I was reminded of this recently while purchasing the week’s grub.
The grocery clerk was checking out the items in our shopping cart when he came upon some razors. We started a conversation about the merits or demerits of various ways to shave. We even reminisced about how our fathers used to rid themselves of facial hair.
There are some men such as Brad Pitt who look masculine and handsome with a few days of stubble. George Cooney is another who can get by with it.
A few men even look good in a full beard — others look like an untended garden.
Some men leave a patch unshaven on their upper lip or on their chin and look distinguished. Colonel Sanders comes to mind.
But it doesn’t work for me.
My face has sported mustaches, full beards and muttonchops that would make presidents Chester A. Arthur and Martin Van Buren proud.
To begin with, my face looks like it has a five o’clock shadow at 10 a.m. By mid-afternoon, I look like a transient. I always need a shave.
The clerk and I agreed that shaving is a daily ritual that separates us from the apes and lizards.
Only humans take sharp pieces of metal and apply it to their faces with the purpose of ridding themselves of what is naturally there.
We like the ceremony,
The clerk admitted to being a fan of the latest five-blade system from a leading manufacturer.
My preference is for cheap — I go for no-frills blue plastic double-bladed throw-aways.
We both prefer to use a brush, soap and mug. Neither one of us actually uses this system.
Our fathers both used Gillette safety razors, which were really not safe at all. If you did not use them right, you were destined to get out a styptic pencil, which felt like a burning match on the open wound.

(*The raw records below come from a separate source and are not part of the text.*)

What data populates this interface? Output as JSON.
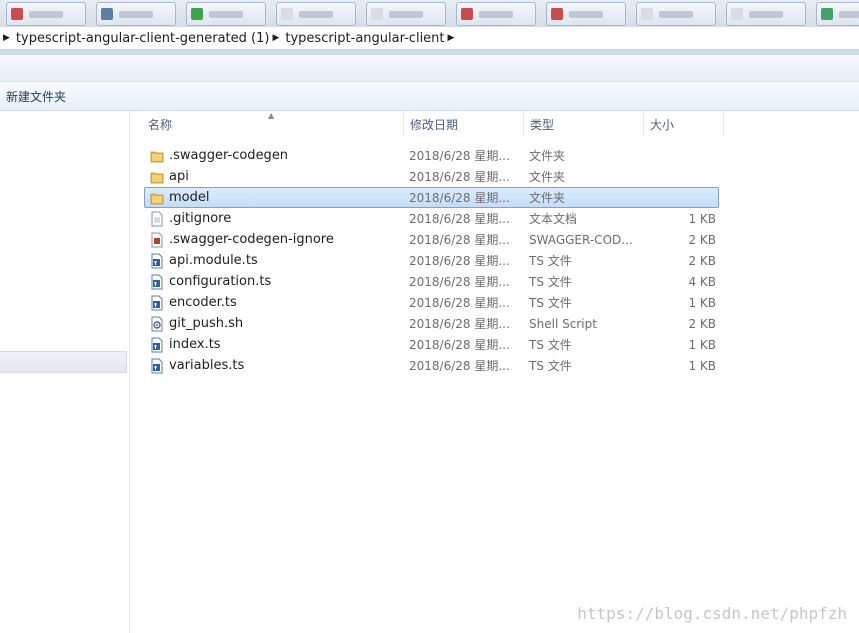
{
  "breadcrumb": {
    "segments": [
      "typescript-angular-client-generated (1)",
      "typescript-angular-client"
    ]
  },
  "commandbar": {
    "new_folder_label": "新建文件夹"
  },
  "columns": {
    "name": "名称",
    "date": "修改日期",
    "type": "类型",
    "size": "大小"
  },
  "files": [
    {
      "name": ".swagger-codegen",
      "date": "2018/6/28 星期...",
      "type": "文件夹",
      "size": "",
      "icon": "folder-icon",
      "selected": false
    },
    {
      "name": "api",
      "date": "2018/6/28 星期...",
      "type": "文件夹",
      "size": "",
      "icon": "folder-icon",
      "selected": false
    },
    {
      "name": "model",
      "date": "2018/6/28 星期...",
      "type": "文件夹",
      "size": "",
      "icon": "folder-icon",
      "selected": true
    },
    {
      "name": ".gitignore",
      "date": "2018/6/28 星期...",
      "type": "文本文档",
      "size": "1 KB",
      "icon": "text-file-icon",
      "selected": false
    },
    {
      "name": ".swagger-codegen-ignore",
      "date": "2018/6/28 星期...",
      "type": "SWAGGER-COD...",
      "size": "2 KB",
      "icon": "generic-file-icon",
      "selected": false
    },
    {
      "name": "api.module.ts",
      "date": "2018/6/28 星期...",
      "type": "TS 文件",
      "size": "2 KB",
      "icon": "ts-file-icon",
      "selected": false
    },
    {
      "name": "configuration.ts",
      "date": "2018/6/28 星期...",
      "type": "TS 文件",
      "size": "4 KB",
      "icon": "ts-file-icon",
      "selected": false
    },
    {
      "name": "encoder.ts",
      "date": "2018/6/28 星期...",
      "type": "TS 文件",
      "size": "1 KB",
      "icon": "ts-file-icon",
      "selected": false
    },
    {
      "name": "git_push.sh",
      "date": "2018/6/28 星期...",
      "type": "Shell Script",
      "size": "2 KB",
      "icon": "shell-script-icon",
      "selected": false
    },
    {
      "name": "index.ts",
      "date": "2018/6/28 星期...",
      "type": "TS 文件",
      "size": "1 KB",
      "icon": "ts-file-icon",
      "selected": false
    },
    {
      "name": "variables.ts",
      "date": "2018/6/28 星期...",
      "type": "TS 文件",
      "size": "1 KB",
      "icon": "ts-file-icon",
      "selected": false
    }
  ],
  "watermark": "https://blog.csdn.net/phpfzh",
  "colors": {
    "selection": "#cce4f9",
    "folder": "#e8b94a",
    "accent": "#1e3c5a"
  }
}
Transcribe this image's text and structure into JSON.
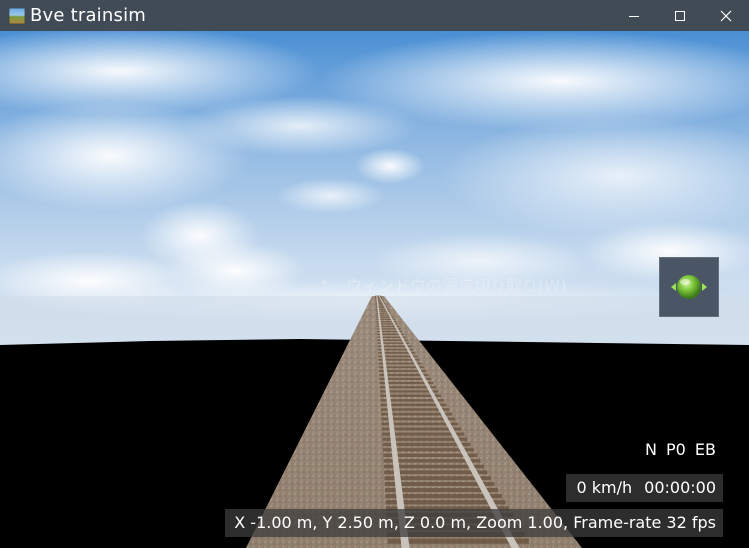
{
  "window": {
    "title": "Bve trainsim",
    "minimize_icon": "minimize-icon",
    "maximize_icon": "maximize-icon",
    "close_icon": "close-icon"
  },
  "overlay": {
    "capture_hint": "ウィンドウの領域切り取り(W)"
  },
  "helper_button": {
    "icon": "green-orb-icon"
  },
  "hud": {
    "notch_status": "N  P0  EB",
    "speed": "0 km/h",
    "clock": "00:00:00",
    "camera_info": "X -1.00 m, Y 2.50 m, Z 0.0 m, Zoom 1.00, Frame-rate 32 fps"
  },
  "colors": {
    "titlebar": "#414b56",
    "sky_top": "#3f86cf",
    "sky_horizon": "#cfdff0",
    "ground": "#000000",
    "ballast": "#8a7a68",
    "rail": "#c8c2bc",
    "sleeper": "#6e5a44",
    "hud_bg": "#3c3c3c"
  }
}
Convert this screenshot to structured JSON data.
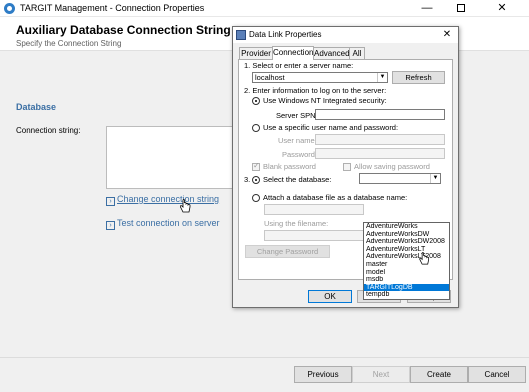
{
  "window": {
    "title": "TARGIT Management - Connection Properties",
    "minimize": "—",
    "close": "✕"
  },
  "header": {
    "title": "Auxiliary Database Connection String",
    "subtitle": "Specify the Connection String"
  },
  "main": {
    "section_title": "Database",
    "connection_label": "Connection string:",
    "connection_value": "",
    "change_link": "Change connection string",
    "test_link": "Test connection on server"
  },
  "footer": {
    "previous": "Previous",
    "next": "Next",
    "create": "Create",
    "cancel": "Cancel"
  },
  "dialog": {
    "title": "Data Link Properties",
    "close": "✕",
    "tabs": [
      "Provider",
      "Connection",
      "Advanced",
      "All"
    ],
    "active_tab": "Connection",
    "step1_label": "1. Select or enter a server name:",
    "server_value": "localhost",
    "refresh": "Refresh",
    "step2_label": "2. Enter information to log on to the server:",
    "use_nt": "Use Windows NT Integrated security:",
    "server_spn_label": "Server SPN:",
    "server_spn_value": "",
    "use_specific": "Use a specific user name and password:",
    "user_name_label": "User name:",
    "password_label": "Password:",
    "blank_password": "Blank password",
    "allow_saving": "Allow saving password",
    "step3_label": "3.",
    "select_db": "Select the database:",
    "attach_label": "Attach a database file as a database name:",
    "using_filename": "Using the filename:",
    "change_password": "Change Password",
    "database_options": [
      "AdventureWorks",
      "AdventureWorksDW",
      "AdventureWorksDW2008",
      "AdventureWorksLT",
      "AdventureWorksLT2008",
      "master",
      "model",
      "msdb",
      "TARGITLogDB",
      "tempdb"
    ],
    "highlighted_option": "TARGITLogDB",
    "ok": "OK",
    "cancel": "Cancel",
    "help": "Help"
  },
  "colors": {
    "link": "#3b6fa4",
    "selection": "#0078d7",
    "panel_bg": "#f0f0f0"
  },
  "icons": {
    "app": "targit-app-icon",
    "dialog": "data-link-icon",
    "link_chevron": "chevron-right-icon",
    "cursor": "hand-pointer-icon"
  }
}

We both spoke fondly of having experienced a shave at the hands of a skilled barber welding a straight razor. Neither of us has been fool-hearty enough to have tried it on our own.
There has been much progress in many areas of life, but shaving — no matter the number of blades on the tool — is pretty much the same, unless you have gone electric. The electric shaver may be OK for some men with a lack of adventure, but real men daily face the threat of losing their lip.
In truth, I still have that razor my father gave to me. Presented like keys to his new car, it was a symbol of being more than just an ape.
You probably do not have meaningful conversations in the checkout line at the local SaveMart, but you should.
Next time you are there, share some banter on how baking soda can clean everything.
Grocery shopping can be amusing and informative — you never know what you’ll find out.
• Mike McLellan can be contacted by calling and leaving a message at 830-4231 or emailing him at DrMikeM@sbcglobal.net.